V Pentium Family CPUs
Cyrix and AMD are out in the marketplace selling their CPUs and math co processors, calling them 80386, 80387, just like Intel's. As you can guess, Intel is not happy about this. The firm was so mad; they went to court to stop their competitors. Ha-Ha, you can't copyright or patent numbers, the judge says. So Intel runs a contest to come up with a name for the 80586 that isn't a number. Penta means five, right? And on the 19th of October 1992, the name Pentium was announced.
As usual, the Pentium was backward compatible, while offering new features. The revolutionary step in this CPU was twin data pipelines. This enabled the CPU to execute two instructions at the same time. This is known as super scalar technology, typically found in RISC based CPUs.
The Pentium uses a 32-bit expansion bus, however the data bus is 64-bits which means the system memory is addressed at 64 bits at a time. This is an important distinction to remember when working with some types of RAM packaging, which is seen in the next chapter.
Home - Table Of Contents - Contact Us
CertiGuide to A+ (Core Hardware) (http://www.CertiGuide.com/aplush/) on CertiGuide.com
Version 1.0 - Version Date: December 6, 2004
Adapted with permission from a work created by Tcat Houser.

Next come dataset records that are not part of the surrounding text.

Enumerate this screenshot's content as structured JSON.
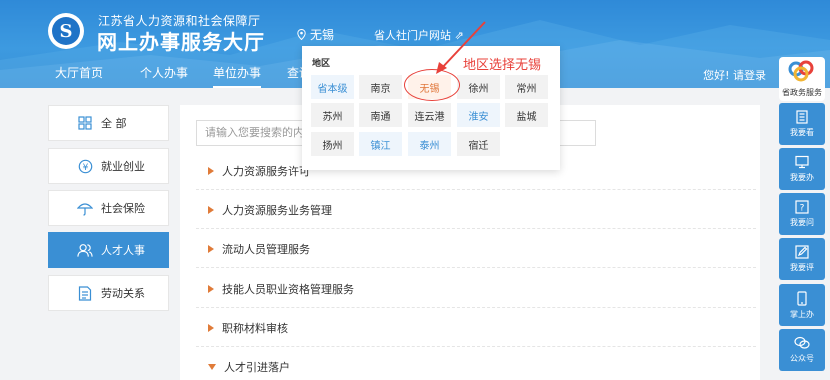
{
  "header": {
    "org_name": "江苏省人力资源和社会保障厅",
    "hall_name": "网上办事服务大厅",
    "region": "无锡",
    "portal_link": "省人社门户网站 ⇗",
    "greeting": "您好! 请登录"
  },
  "nav": {
    "items": [
      {
        "label": "大厅首页"
      },
      {
        "label": "个人办事"
      },
      {
        "label": "单位办事"
      },
      {
        "label": "查询"
      }
    ]
  },
  "sidebar": {
    "items": [
      {
        "label": "全 部",
        "icon": "grid-icon"
      },
      {
        "label": "就业创业",
        "icon": "coin-icon"
      },
      {
        "label": "社会保险",
        "icon": "umbrella-icon"
      },
      {
        "label": "人才人事",
        "icon": "users-icon"
      },
      {
        "label": "劳动关系",
        "icon": "document-icon"
      }
    ]
  },
  "search": {
    "placeholder": "请输入您要搜索的内容"
  },
  "list": {
    "items": [
      {
        "label": "人力资源服务许可"
      },
      {
        "label": "人力资源服务业务管理"
      },
      {
        "label": "流动人员管理服务"
      },
      {
        "label": "技能人员职业资格管理服务"
      },
      {
        "label": "职称材料审核"
      },
      {
        "label": "人才引进落户"
      }
    ]
  },
  "region_popup": {
    "title": "地区",
    "rows": [
      [
        "省本级",
        "南京",
        "无锡",
        "徐州",
        "常州"
      ],
      [
        "苏州",
        "南通",
        "连云港",
        "淮安",
        "盐城"
      ],
      [
        "扬州",
        "镇江",
        "泰州",
        "宿迁"
      ]
    ]
  },
  "annotation": {
    "text": "地区选择无锡"
  },
  "rail": {
    "top_label": "省政务服务",
    "buttons": [
      {
        "label": "我要看",
        "icon": "book-icon"
      },
      {
        "label": "我要办",
        "icon": "monitor-icon"
      },
      {
        "label": "我要问",
        "icon": "question-icon"
      },
      {
        "label": "我要评",
        "icon": "edit-icon"
      },
      {
        "label": "掌上办",
        "icon": "phone-icon"
      },
      {
        "label": "公众号",
        "icon": "wechat-icon"
      }
    ]
  },
  "colors": {
    "primary": "#3a8fd4",
    "accent": "#e07b39",
    "annotation": "#e8413a"
  }
}
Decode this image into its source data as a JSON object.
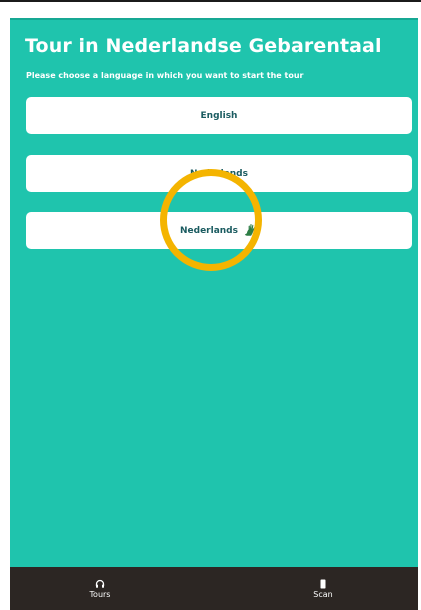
{
  "header": {
    "title": "Tour in Nederlandse Gebarentaal",
    "subtitle": "Please choose a language in which you want to start the tour"
  },
  "languages": [
    {
      "label": "English"
    },
    {
      "label": "Nederlands"
    },
    {
      "label": "Nederlands",
      "icon": "sign-language-icon"
    }
  ],
  "bottom_nav": {
    "items": [
      {
        "label": "Tours",
        "icon": "headphones-icon"
      },
      {
        "label": "Scan",
        "icon": "phone-icon"
      }
    ]
  },
  "colors": {
    "background": "#1fc4ad",
    "button": "#ffffff",
    "button_text": "#1a5b60",
    "nav_bar": "#2c2623",
    "highlight": "#f4b400"
  }
}
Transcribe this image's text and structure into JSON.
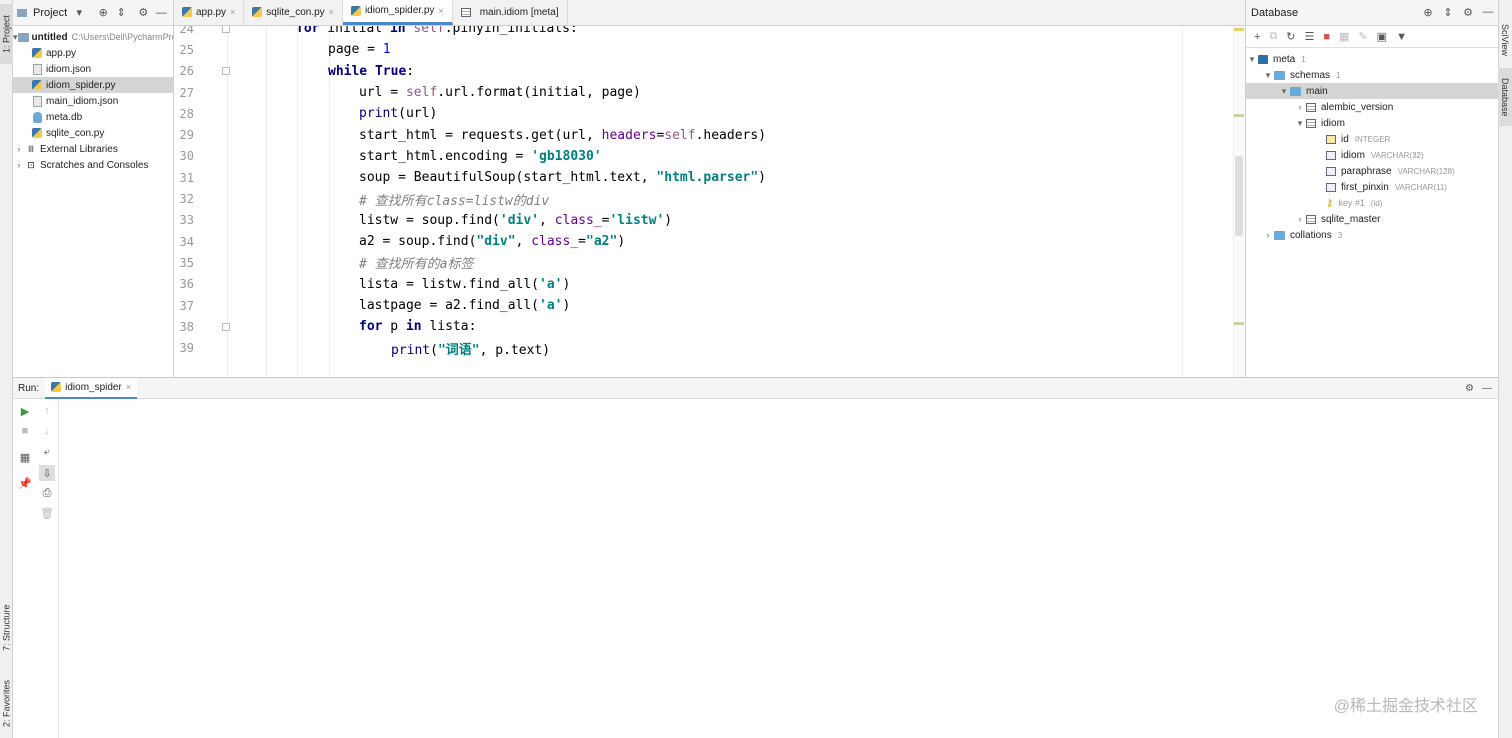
{
  "side_tabs": {
    "project": "1: Project",
    "structure": "7: Structure",
    "favorites": "2: Favorites",
    "sciview": "SciView",
    "database": "Database"
  },
  "project": {
    "title": "Project",
    "root": {
      "name": "untitled",
      "path": "C:\\Users\\Dell\\PycharmProjects\\untitled"
    },
    "files": [
      {
        "name": "app.py",
        "type": "py"
      },
      {
        "name": "idiom.json",
        "type": "json"
      },
      {
        "name": "idiom_spider.py",
        "type": "py",
        "selected": true
      },
      {
        "name": "main_idiom.json",
        "type": "json"
      },
      {
        "name": "meta.db",
        "type": "db"
      },
      {
        "name": "sqlite_con.py",
        "type": "py"
      }
    ],
    "external_libraries": "External Libraries",
    "scratches": "Scratches and Consoles"
  },
  "tabs": [
    {
      "label": "app.py",
      "active": false
    },
    {
      "label": "sqlite_con.py",
      "active": false
    },
    {
      "label": "idiom_spider.py",
      "active": true
    },
    {
      "label": "main.idiom [meta]",
      "active": false
    }
  ],
  "code_lines": [
    24,
    25,
    26,
    27,
    28,
    29,
    30,
    31,
    32,
    33,
    34,
    35,
    36,
    37,
    38,
    39
  ],
  "database": {
    "title": "Database",
    "tree": {
      "meta": "meta",
      "meta_count": "1",
      "schemas": "schemas",
      "schemas_count": "1",
      "main": "main",
      "alembic_version": "alembic_version",
      "idiom": "idiom",
      "columns": [
        {
          "name": "id",
          "type": "INTEGER"
        },
        {
          "name": "idiom",
          "type": "VARCHAR(32)"
        },
        {
          "name": "paraphrase",
          "type": "VARCHAR(128)"
        },
        {
          "name": "first_pinxin",
          "type": "VARCHAR(11)"
        }
      ],
      "key": "key #1",
      "key_cols": "(id)",
      "sqlite_master": "sqlite_master",
      "collations": "collations",
      "collations_count": "3"
    }
  },
  "run": {
    "label": "Run:",
    "tab": "idiom_spider"
  },
  "watermark": "@稀土掘金技术社区"
}
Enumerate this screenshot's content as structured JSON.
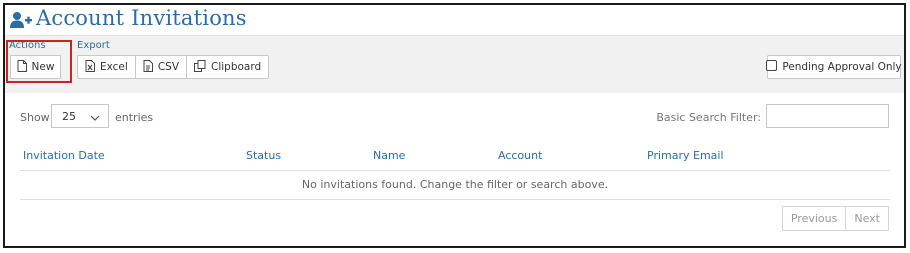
{
  "page": {
    "title": "Account Invitations",
    "icon": "user-plus-icon"
  },
  "toolbar": {
    "actions_label": "Actions",
    "export_label": "Export",
    "new_label": "New",
    "excel_label": "Excel",
    "csv_label": "CSV",
    "clipboard_label": "Clipboard",
    "pending_label": "Pending Approval Only",
    "pending_checked": false
  },
  "table_controls": {
    "show_label": "Show",
    "page_size": "25",
    "entries_label": "entries",
    "search_label": "Basic Search Filter:",
    "search_value": ""
  },
  "table": {
    "columns": [
      "Invitation Date",
      "Status",
      "Name",
      "Account",
      "Primary Email"
    ],
    "rows": [],
    "empty_message": "No invitations found. Change the filter or search above."
  },
  "pagination": {
    "previous_label": "Previous",
    "next_label": "Next"
  },
  "colors": {
    "accent": "#2d6ca2",
    "highlight": "#cc2222",
    "toolbar_bg": "#f1f1f1"
  }
}
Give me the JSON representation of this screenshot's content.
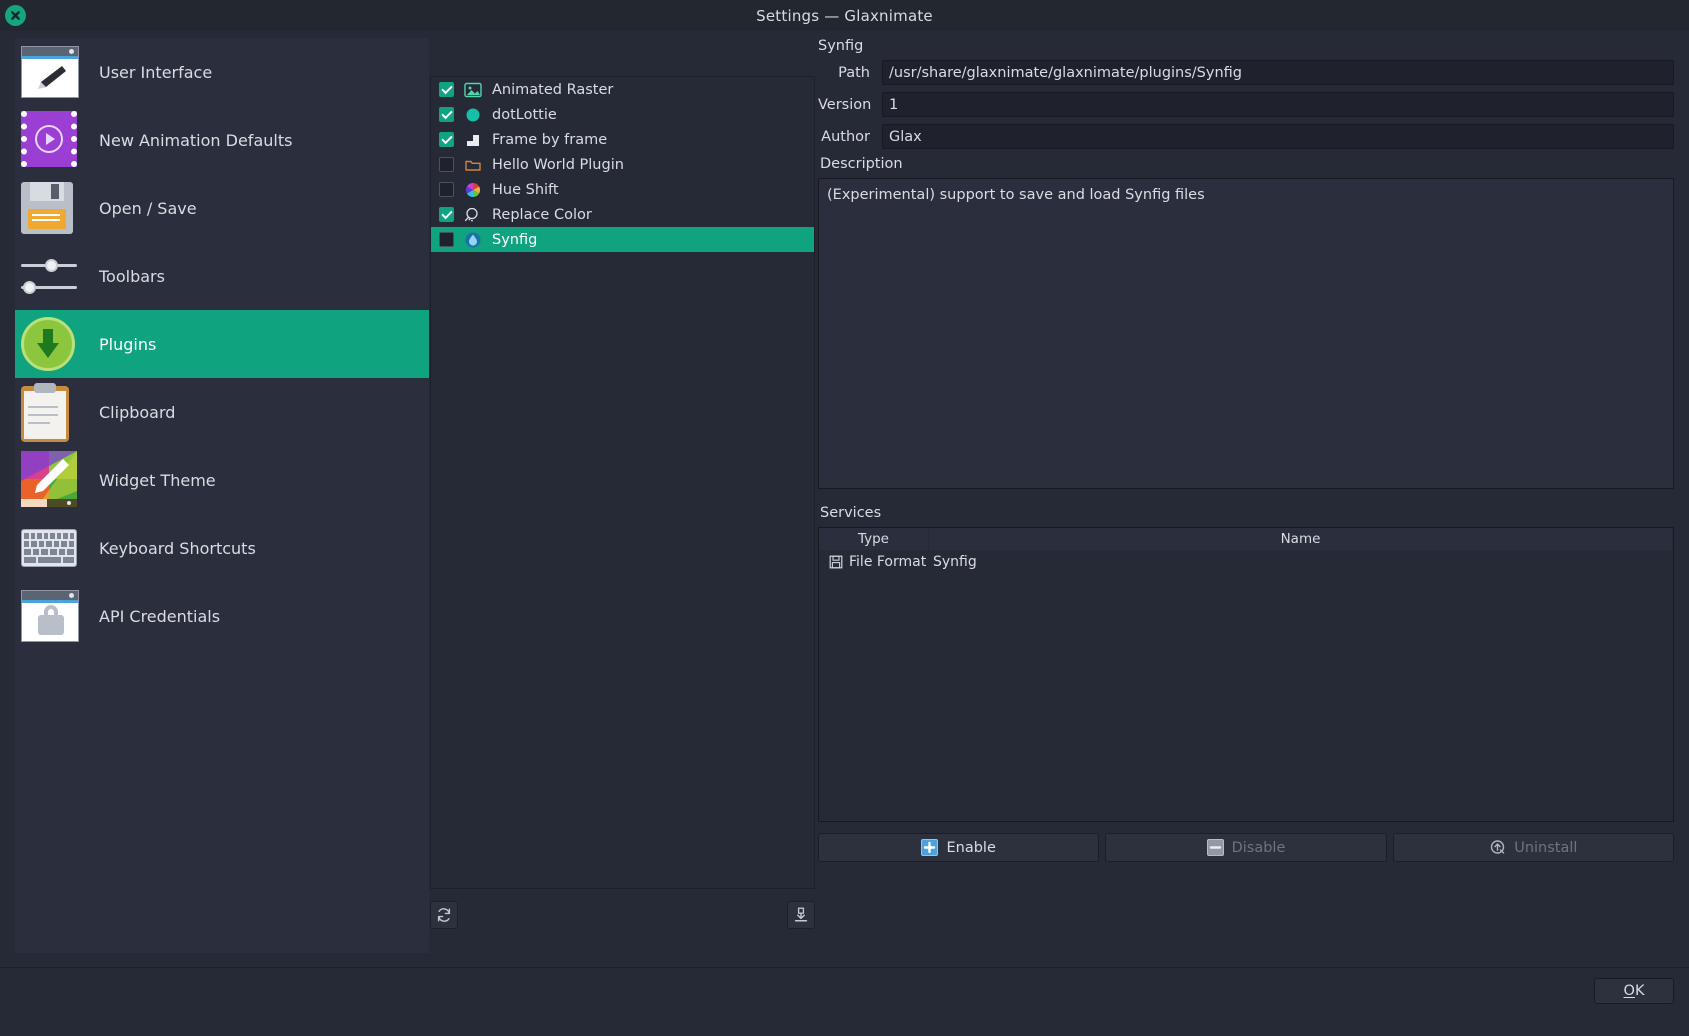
{
  "window": {
    "title": "Settings — Glaxnimate",
    "close_icon": "close-icon"
  },
  "colors": {
    "accent": "#10a37f",
    "window_bg": "#262a36",
    "panel_bg": "#2b2f3d",
    "field_bg": "#1f222c",
    "text": "#d9dce3",
    "text_disabled": "#6d7381",
    "enable_icon": "#4aa3df"
  },
  "sidebar": {
    "items": [
      {
        "label": "User Interface",
        "icon": "paint-window-icon",
        "selected": false
      },
      {
        "label": "New Animation Defaults",
        "icon": "film-play-icon",
        "selected": false
      },
      {
        "label": "Open / Save",
        "icon": "floppy-disk-icon",
        "selected": false
      },
      {
        "label": "Toolbars",
        "icon": "sliders-icon",
        "selected": false
      },
      {
        "label": "Plugins",
        "icon": "download-circle-icon",
        "selected": true
      },
      {
        "label": "Clipboard",
        "icon": "clipboard-icon",
        "selected": false
      },
      {
        "label": "Widget Theme",
        "icon": "color-brush-icon",
        "selected": false
      },
      {
        "label": "Keyboard Shortcuts",
        "icon": "keyboard-icon",
        "selected": false
      },
      {
        "label": "API Credentials",
        "icon": "lock-window-icon",
        "selected": false
      }
    ]
  },
  "plugin_list": {
    "items": [
      {
        "label": "Animated Raster",
        "checked": true,
        "selected": false,
        "icon": "image-icon"
      },
      {
        "label": "dotLottie",
        "checked": true,
        "selected": false,
        "icon": "circle-icon"
      },
      {
        "label": "Frame by frame",
        "checked": true,
        "selected": false,
        "icon": "steps-icon"
      },
      {
        "label": "Hello World Plugin",
        "checked": false,
        "selected": false,
        "icon": "folder-icon"
      },
      {
        "label": "Hue Shift",
        "checked": false,
        "selected": false,
        "icon": "color-wheel-icon"
      },
      {
        "label": "Replace Color",
        "checked": true,
        "selected": false,
        "icon": "magnifier-icon"
      },
      {
        "label": "Synfig",
        "checked": false,
        "selected": true,
        "icon": "synfig-drop-icon"
      }
    ],
    "toolbar": {
      "refresh_icon": "refresh-icon",
      "install_icon": "download-install-icon"
    }
  },
  "details": {
    "plugin_name": "Synfig",
    "path_label": "Path",
    "path_value": "/usr/share/glaxnimate/glaxnimate/plugins/Synfig",
    "version_label": "Version",
    "version_value": "1",
    "author_label": "Author",
    "author_value": "Glax",
    "description_label": "Description",
    "description_value": "(Experimental) support to save and load Synfig files",
    "services_label": "Services",
    "services_columns": [
      "Type",
      "Name"
    ],
    "services_rows": [
      {
        "type": "File Format",
        "name": "Synfig",
        "icon": "save-icon"
      }
    ],
    "actions": [
      {
        "label": "Enable",
        "icon": "plus-icon",
        "disabled": false
      },
      {
        "label": "Disable",
        "icon": "minus-icon",
        "disabled": true
      },
      {
        "label": "Uninstall",
        "icon": "uninstall-icon",
        "disabled": true
      }
    ]
  },
  "footer": {
    "ok_mnemonic": "O",
    "ok_rest": "K"
  }
}
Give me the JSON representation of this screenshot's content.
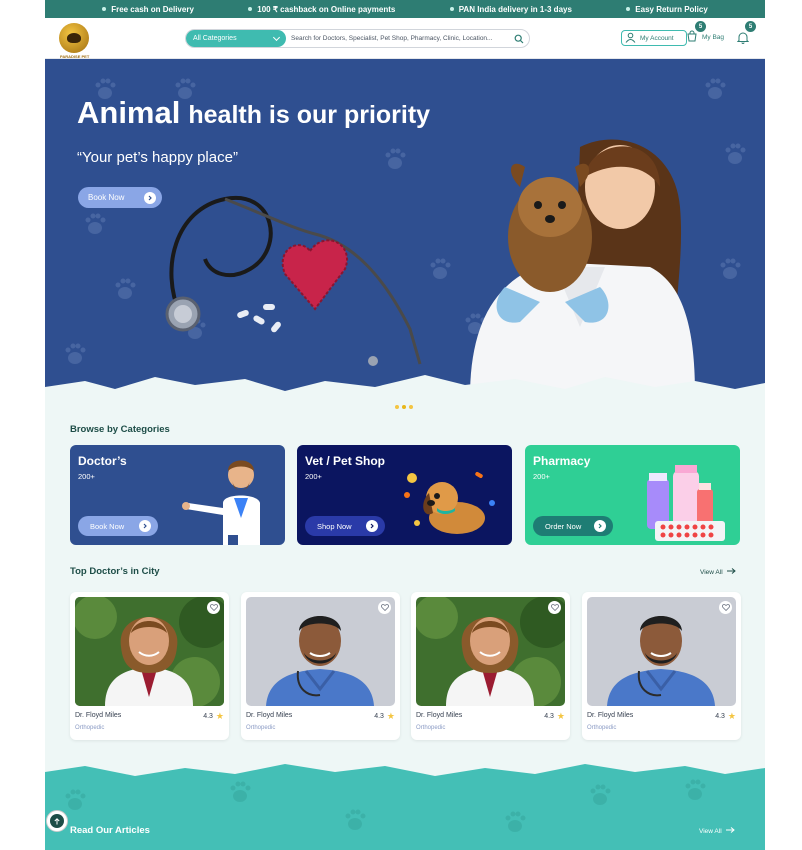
{
  "promo_bar": {
    "items": [
      "Free cash on Delivery",
      "100 ₹ cashback on Online payments",
      "PAN India delivery in 1-3 days",
      "Easy Return Policy"
    ]
  },
  "header": {
    "logo_text": "PARADISE PET",
    "category_select": "All Categories",
    "search_placeholder": "Search for Doctors, Specialist, Pet Shop, Pharmacy, Clinic, Location...",
    "account_label": "My Account",
    "bag_label": "My Bag",
    "bag_count": "5",
    "notification_count": "5",
    "icons": [
      "search-icon",
      "user-icon",
      "bag-icon",
      "bell-icon"
    ]
  },
  "hero": {
    "title_big": "Animal",
    "title_rest": "health is our priority",
    "quote": "“Your pet’s happy place”",
    "button_label": "Book Now",
    "background_color": "#2f4f90"
  },
  "categories": {
    "title": "Browse by Categories",
    "items": [
      {
        "name": "Doctor’s",
        "count": "200+",
        "button": "Book Now",
        "color": "#2f4f90",
        "button_color": "#8aa6e6"
      },
      {
        "name": "Vet / Pet Shop",
        "count": "200+",
        "button": "Shop Now",
        "color": "#0b1560",
        "button_color": "#2a3aa8"
      },
      {
        "name": "Pharmacy",
        "count": "200+",
        "button": "Order Now",
        "color": "#2fcf95",
        "button_color": "#1e7d74"
      }
    ]
  },
  "doctors": {
    "title": "Top Doctor’s in City",
    "view_all": "View All",
    "items": [
      {
        "name": "Dr. Floyd Miles",
        "rating": "4.3",
        "specialty": "Orthopedic"
      },
      {
        "name": "Dr. Floyd Miles",
        "rating": "4.3",
        "specialty": "Orthopedic"
      },
      {
        "name": "Dr. Floyd Miles",
        "rating": "4.3",
        "specialty": "Orthopedic"
      },
      {
        "name": "Dr. Floyd Miles",
        "rating": "4.3",
        "specialty": "Orthopedic"
      }
    ]
  },
  "articles": {
    "title": "Read Our Articles",
    "view_all": "View All",
    "background_color": "#44bfb6"
  },
  "colors": {
    "brand_dark": "#2e7d73",
    "brand_teal": "#3fbbb0",
    "star": "#f4c542"
  }
}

CertiGuide.com Version © Copyright 2004 Charles M. Kozierok. All Rights Reserved.
Not responsible for any loss resulting from the use of this site.